**What you have to do**: The following data is to be repeated exactly, its pictures excluded.

**Data to examine**:
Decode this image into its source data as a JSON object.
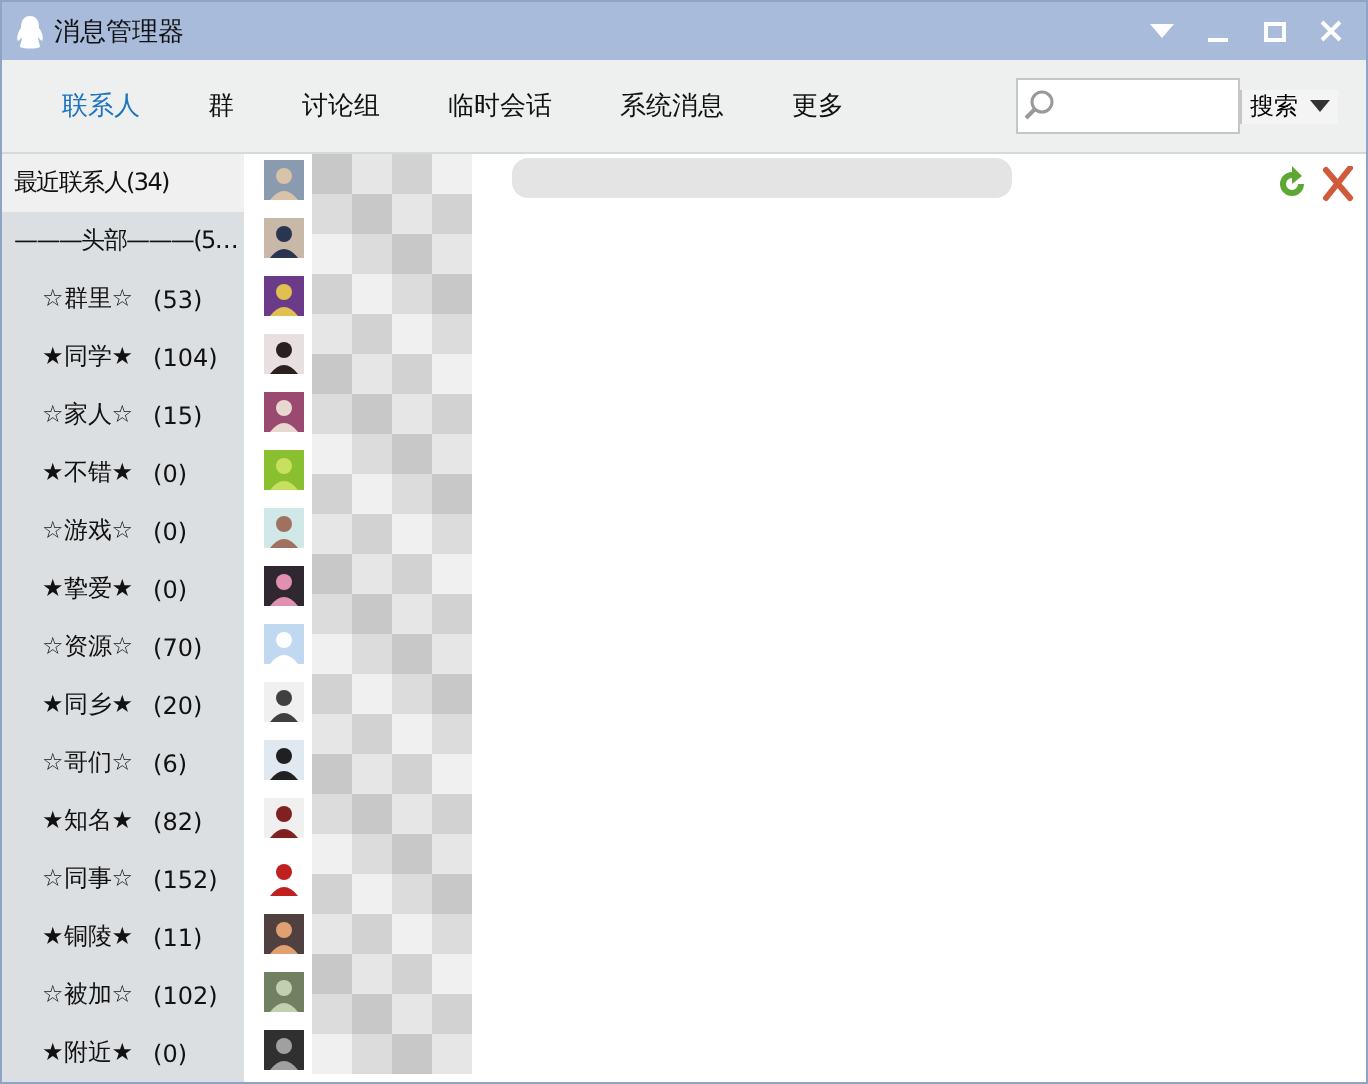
{
  "window": {
    "title": "消息管理器"
  },
  "tabs": [
    {
      "label": "联系人",
      "selected": true
    },
    {
      "label": "群",
      "selected": false
    },
    {
      "label": "讨论组",
      "selected": false
    },
    {
      "label": "临时会话",
      "selected": false
    },
    {
      "label": "系统消息",
      "selected": false
    },
    {
      "label": "更多",
      "selected": false
    }
  ],
  "search": {
    "button": "搜索"
  },
  "sidebar": {
    "items": [
      {
        "kind": "header",
        "label": "最近联系人(34)",
        "selected": true
      },
      {
        "kind": "header",
        "label": "———头部———(5…",
        "selected": false
      },
      {
        "kind": "group",
        "label": "☆群里☆",
        "count": "(53)",
        "selected": false
      },
      {
        "kind": "group",
        "label": "★同学★",
        "count": "(104)",
        "selected": false
      },
      {
        "kind": "group",
        "label": "☆家人☆",
        "count": "(15)",
        "selected": false
      },
      {
        "kind": "group",
        "label": "★不错★",
        "count": "(0)",
        "selected": false
      },
      {
        "kind": "group",
        "label": "☆游戏☆",
        "count": "(0)",
        "selected": false
      },
      {
        "kind": "group",
        "label": "★挚爱★",
        "count": "(0)",
        "selected": false
      },
      {
        "kind": "group",
        "label": "☆资源☆",
        "count": "(70)",
        "selected": false
      },
      {
        "kind": "group",
        "label": "★同乡★",
        "count": "(20)",
        "selected": false
      },
      {
        "kind": "group",
        "label": "☆哥们☆",
        "count": "(6)",
        "selected": false
      },
      {
        "kind": "group",
        "label": "★知名★",
        "count": "(82)",
        "selected": false
      },
      {
        "kind": "group",
        "label": "☆同事☆",
        "count": "(152)",
        "selected": false
      },
      {
        "kind": "group",
        "label": "★铜陵★",
        "count": "(11)",
        "selected": false
      },
      {
        "kind": "group",
        "label": "☆被加☆",
        "count": "(102)",
        "selected": false
      },
      {
        "kind": "group",
        "label": "★附近★",
        "count": "(0)",
        "selected": false
      }
    ]
  }
}
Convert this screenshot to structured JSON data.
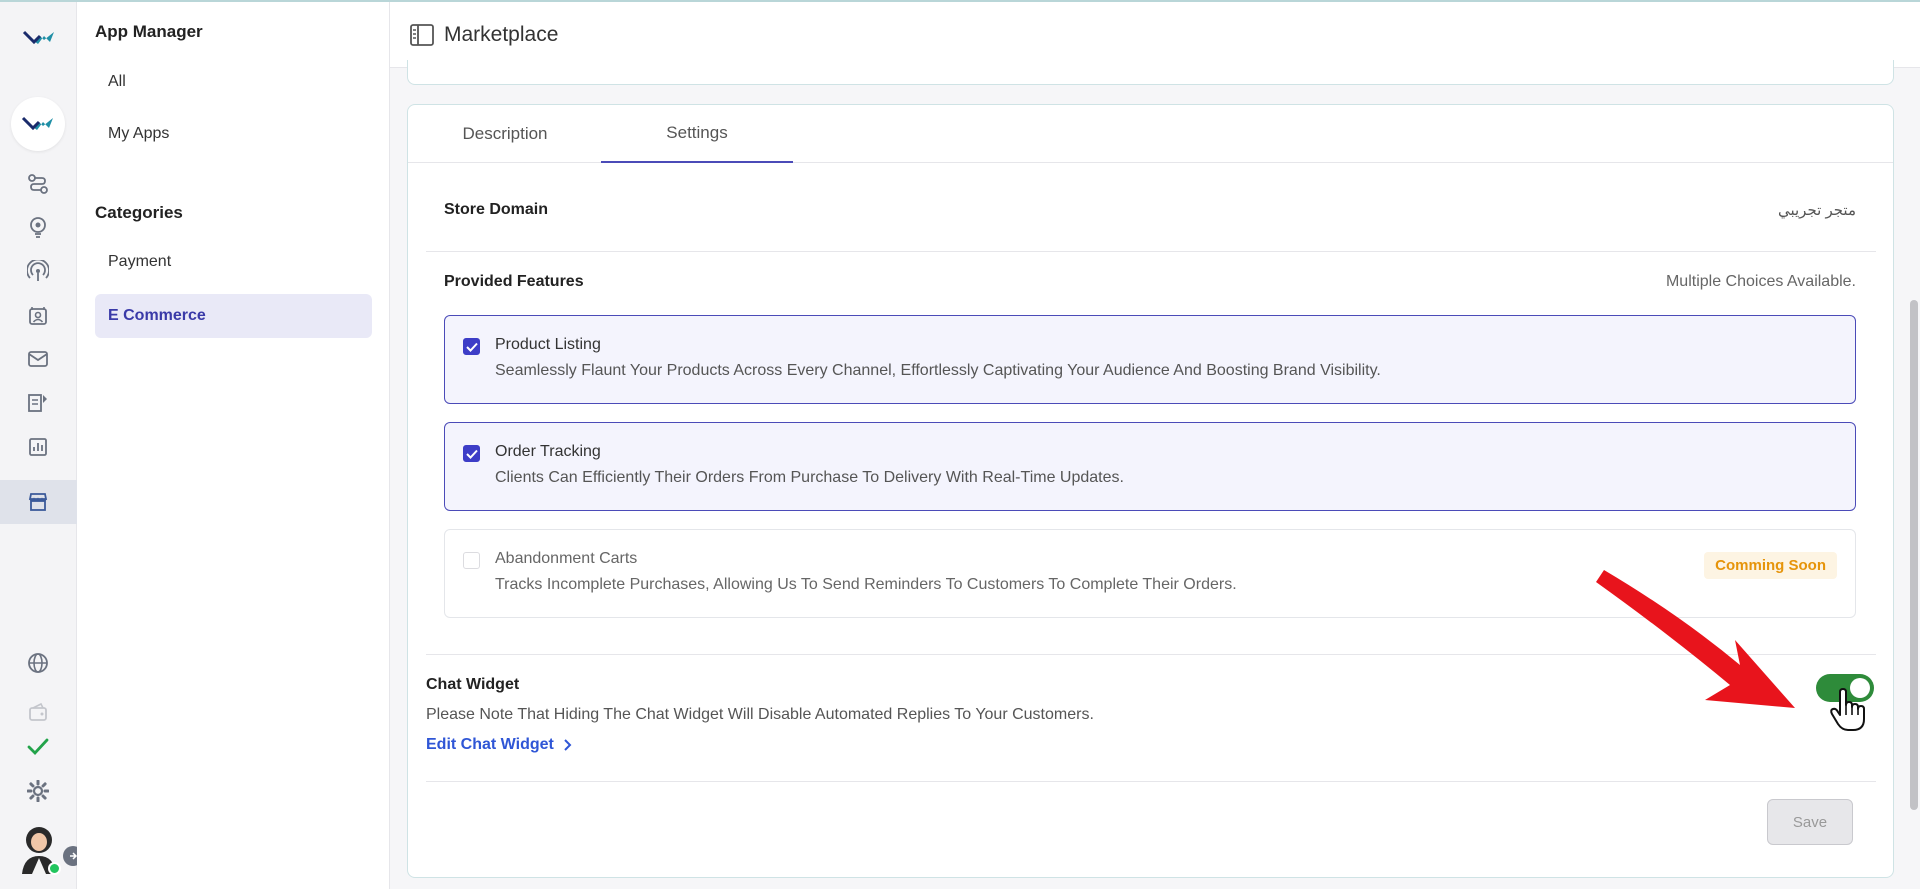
{
  "sidebar": {
    "title": "App Manager",
    "items": [
      {
        "label": "All"
      },
      {
        "label": "My Apps"
      }
    ],
    "categories_title": "Categories",
    "categories": [
      {
        "label": "Payment"
      },
      {
        "label": "E Commerce"
      }
    ]
  },
  "header": {
    "title": "Marketplace"
  },
  "tabs": [
    {
      "label": "Description"
    },
    {
      "label": "Settings"
    }
  ],
  "store": {
    "label": "Store Domain",
    "value": "متجر تجريبي"
  },
  "features": {
    "label": "Provided Features",
    "hint": "Multiple Choices Available.",
    "items": [
      {
        "title": "Product Listing",
        "desc": "Seamlessly Flaunt Your Products Across Every Channel, Effortlessly Captivating Your Audience And Boosting Brand Visibility.",
        "checked": true
      },
      {
        "title": "Order Tracking",
        "desc": "Clients Can Efficiently Their Orders From Purchase To Delivery With Real-Time Updates.",
        "checked": true
      },
      {
        "title": "Abandonment Carts",
        "desc": "Tracks Incomplete Purchases, Allowing Us To Send Reminders To Customers To Complete Their Orders.",
        "checked": false,
        "badge": "Comming Soon"
      }
    ]
  },
  "chat": {
    "title": "Chat Widget",
    "desc": "Please Note That Hiding The Chat Widget Will Disable Automated Replies To Your Customers.",
    "link": "Edit Chat Widget",
    "enabled": true
  },
  "save_label": "Save",
  "colors": {
    "accent": "#4b4bb8",
    "toggle_on": "#2e8b3a",
    "link": "#2f56d6",
    "badge": "#e6940a",
    "annotation_arrow": "#e8141c"
  }
}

**Exercise result**:
Decode this image into its source data as a JSON object.
{
  "window": {
    "title": "消息管理器"
  },
  "tabs": [
    {
      "label": "联系人",
      "selected": true
    },
    {
      "label": "群",
      "selected": false
    },
    {
      "label": "讨论组",
      "selected": false
    },
    {
      "label": "临时会话",
      "selected": false
    },
    {
      "label": "系统消息",
      "selected": false
    },
    {
      "label": "更多",
      "selected": false
    }
  ],
  "search": {
    "button": "搜索"
  },
  "sidebar": {
    "items": [
      {
        "kind": "header",
        "label": "最近联系人(34)",
        "selected": true
      },
      {
        "kind": "header",
        "label": "———头部———(5…",
        "selected": false
      },
      {
        "kind": "group",
        "label": "☆群里☆",
        "count": "(53)",
        "selected": false
      },
      {
        "kind": "group",
        "label": "★同学★",
        "count": "(104)",
        "selected": false
      },
      {
        "kind": "group",
        "label": "☆家人☆",
        "count": "(15)",
        "selected": false
      },
      {
        "kind": "group",
        "label": "★不错★",
        "count": "(0)",
        "selected": false
      },
      {
        "kind": "group",
        "label": "☆游戏☆",
        "count": "(0)",
        "selected": false
      },
      {
        "kind": "group",
        "label": "★挚爱★",
        "count": "(0)",
        "selected": false
      },
      {
        "kind": "group",
        "label": "☆资源☆",
        "count": "(70)",
        "selected": false
      },
      {
        "kind": "group",
        "label": "★同乡★",
        "count": "(20)",
        "selected": false
      },
      {
        "kind": "group",
        "label": "☆哥们☆",
        "count": "(6)",
        "selected": false
      },
      {
        "kind": "group",
        "label": "★知名★",
        "count": "(82)",
        "selected": false
      },
      {
        "kind": "group",
        "label": "☆同事☆",
        "count": "(152)",
        "selected": false
      },
      {
        "kind": "group",
        "label": "★铜陵★",
        "count": "(11)",
        "selected": false
      },
      {
        "kind": "group",
        "label": "☆被加☆",
        "count": "(102)",
        "selected": false
      },
      {
        "kind": "group",
        "label": "★附近★",
        "count": "(0)",
        "selected": false
      }
    ]
  }
}
Convert this screenshot to structured JSON data.
{
  "sidebar": {
    "title": "App Manager",
    "items": [
      {
        "label": "All"
      },
      {
        "label": "My Apps"
      }
    ],
    "categories_title": "Categories",
    "categories": [
      {
        "label": "Payment"
      },
      {
        "label": "E Commerce"
      }
    ]
  },
  "header": {
    "title": "Marketplace"
  },
  "tabs": [
    {
      "label": "Description"
    },
    {
      "label": "Settings"
    }
  ],
  "store": {
    "label": "Store Domain",
    "value": "متجر تجريبي"
  },
  "features": {
    "label": "Provided Features",
    "hint": "Multiple Choices Available.",
    "items": [
      {
        "title": "Product Listing",
        "desc": "Seamlessly Flaunt Your Products Across Every Channel, Effortlessly Captivating Your Audience And Boosting Brand Visibility.",
        "checked": true
      },
      {
        "title": "Order Tracking",
        "desc": "Clients Can Efficiently Their Orders From Purchase To Delivery With Real-Time Updates.",
        "checked": true
      },
      {
        "title": "Abandonment Carts",
        "desc": "Tracks Incomplete Purchases, Allowing Us To Send Reminders To Customers To Complete Their Orders.",
        "checked": false,
        "badge": "Comming Soon"
      }
    ]
  },
  "chat": {
    "title": "Chat Widget",
    "desc": "Please Note That Hiding The Chat Widget Will Disable Automated Replies To Your Customers.",
    "link": "Edit Chat Widget",
    "enabled": true
  },
  "save_label": "Save",
  "colors": {
    "accent": "#4b4bb8",
    "toggle_on": "#2e8b3a",
    "link": "#2f56d6",
    "badge": "#e6940a",
    "annotation_arrow": "#e8141c"
  }
}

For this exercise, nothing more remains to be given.